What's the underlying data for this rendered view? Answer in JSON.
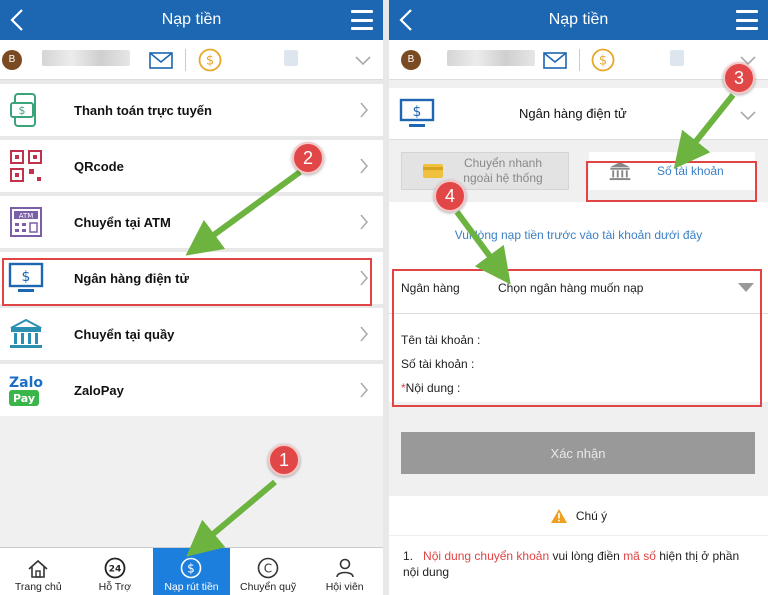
{
  "left": {
    "header": {
      "title": "Nạp tiền"
    },
    "user": {
      "avatar_letter": "B"
    },
    "menu_items": [
      {
        "label": "Thanh toán trực tuyến",
        "icon": "online-payment-icon"
      },
      {
        "label": "QRcode",
        "icon": "qrcode-icon"
      },
      {
        "label": "Chuyển tại ATM",
        "icon": "atm-icon"
      },
      {
        "label": "Ngân hàng điện tử",
        "icon": "ebank-monitor-icon"
      },
      {
        "label": "Chuyển tại quầy",
        "icon": "bank-building-icon"
      },
      {
        "label": "ZaloPay",
        "icon": "zalopay-logo-icon"
      }
    ],
    "bottom_nav": [
      {
        "label": "Trang chủ",
        "icon": "home-icon"
      },
      {
        "label": "Hỗ Trợ",
        "icon": "support-24-icon"
      },
      {
        "label": "Nạp rút tiền",
        "icon": "deposit-coin-icon"
      },
      {
        "label": "Chuyển quỹ",
        "icon": "transfer-fund-icon"
      },
      {
        "label": "Hội viên",
        "icon": "member-icon"
      }
    ],
    "steps": [
      "1",
      "2"
    ]
  },
  "right": {
    "header": {
      "title": "Nạp tiền"
    },
    "user": {
      "avatar_letter": "B"
    },
    "section": {
      "label": "Ngân hàng điện tử"
    },
    "methods": {
      "fast": "Chuyển nhanh ngoài hệ thống",
      "account": "Số tài khoản"
    },
    "info": "Vui lòng nạp tiền trước vào tài khoản dưới đây",
    "bank": {
      "label": "Ngân hàng",
      "placeholder": "Chọn ngân hàng muốn nạp"
    },
    "details": {
      "account_name": "Tên tài khoản :",
      "account_number": "Số tài khoản :",
      "content_star": "*",
      "content": "Nội dung :"
    },
    "confirm": "Xác nhận",
    "note": {
      "title": "Chú ý",
      "num": "1.",
      "part1": "Nội dung chuyển khoản",
      "part2": " vui lòng điền ",
      "part3": "mã số",
      "part4": " hiện thị ở phần nội dung"
    },
    "steps": [
      "3",
      "4"
    ]
  },
  "colors": {
    "header": "#1d66b1",
    "active_nav": "#1d7fdd",
    "highlight": "#e04444",
    "arrow": "#6db33f",
    "link": "#3a80c6"
  }
}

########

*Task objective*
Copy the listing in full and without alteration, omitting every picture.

*Task output*
What's the underlying data for this rendered view? Answer in JSON.
{
  "left": {
    "header": {
      "title": "Nạp tiền"
    },
    "user": {
      "avatar_letter": "B"
    },
    "menu_items": [
      {
        "label": "Thanh toán trực tuyến",
        "icon": "online-payment-icon"
      },
      {
        "label": "QRcode",
        "icon": "qrcode-icon"
      },
      {
        "label": "Chuyển tại ATM",
        "icon": "atm-icon"
      },
      {
        "label": "Ngân hàng điện tử",
        "icon": "ebank-monitor-icon"
      },
      {
        "label": "Chuyển tại quầy",
        "icon": "bank-building-icon"
      },
      {
        "label": "ZaloPay",
        "icon": "zalopay-logo-icon"
      }
    ],
    "bottom_nav": [
      {
        "label": "Trang chủ",
        "icon": "home-icon"
      },
      {
        "label": "Hỗ Trợ",
        "icon": "support-24-icon"
      },
      {
        "label": "Nạp rút tiền",
        "icon": "deposit-coin-icon"
      },
      {
        "label": "Chuyển quỹ",
        "icon": "transfer-fund-icon"
      },
      {
        "label": "Hội viên",
        "icon": "member-icon"
      }
    ],
    "steps": [
      "1",
      "2"
    ]
  },
  "right": {
    "header": {
      "title": "Nạp tiền"
    },
    "user": {
      "avatar_letter": "B"
    },
    "section": {
      "label": "Ngân hàng điện tử"
    },
    "methods": {
      "fast": "Chuyển nhanh ngoài hệ thống",
      "account": "Số tài khoản"
    },
    "info": "Vui lòng nạp tiền trước vào tài khoản dưới đây",
    "bank": {
      "label": "Ngân hàng",
      "placeholder": "Chọn ngân hàng muốn nạp"
    },
    "details": {
      "account_name": "Tên tài khoản :",
      "account_number": "Số tài khoản :",
      "content_star": "*",
      "content": "Nội dung :"
    },
    "confirm": "Xác nhận",
    "note": {
      "title": "Chú ý",
      "num": "1.",
      "part1": "Nội dung chuyển khoản",
      "part2": " vui lòng điền ",
      "part3": "mã số",
      "part4": " hiện thị ở phần nội dung"
    },
    "steps": [
      "3",
      "4"
    ]
  },
  "colors": {
    "header": "#1d66b1",
    "active_nav": "#1d7fdd",
    "highlight": "#e04444",
    "arrow": "#6db33f",
    "link": "#3a80c6"
  }
}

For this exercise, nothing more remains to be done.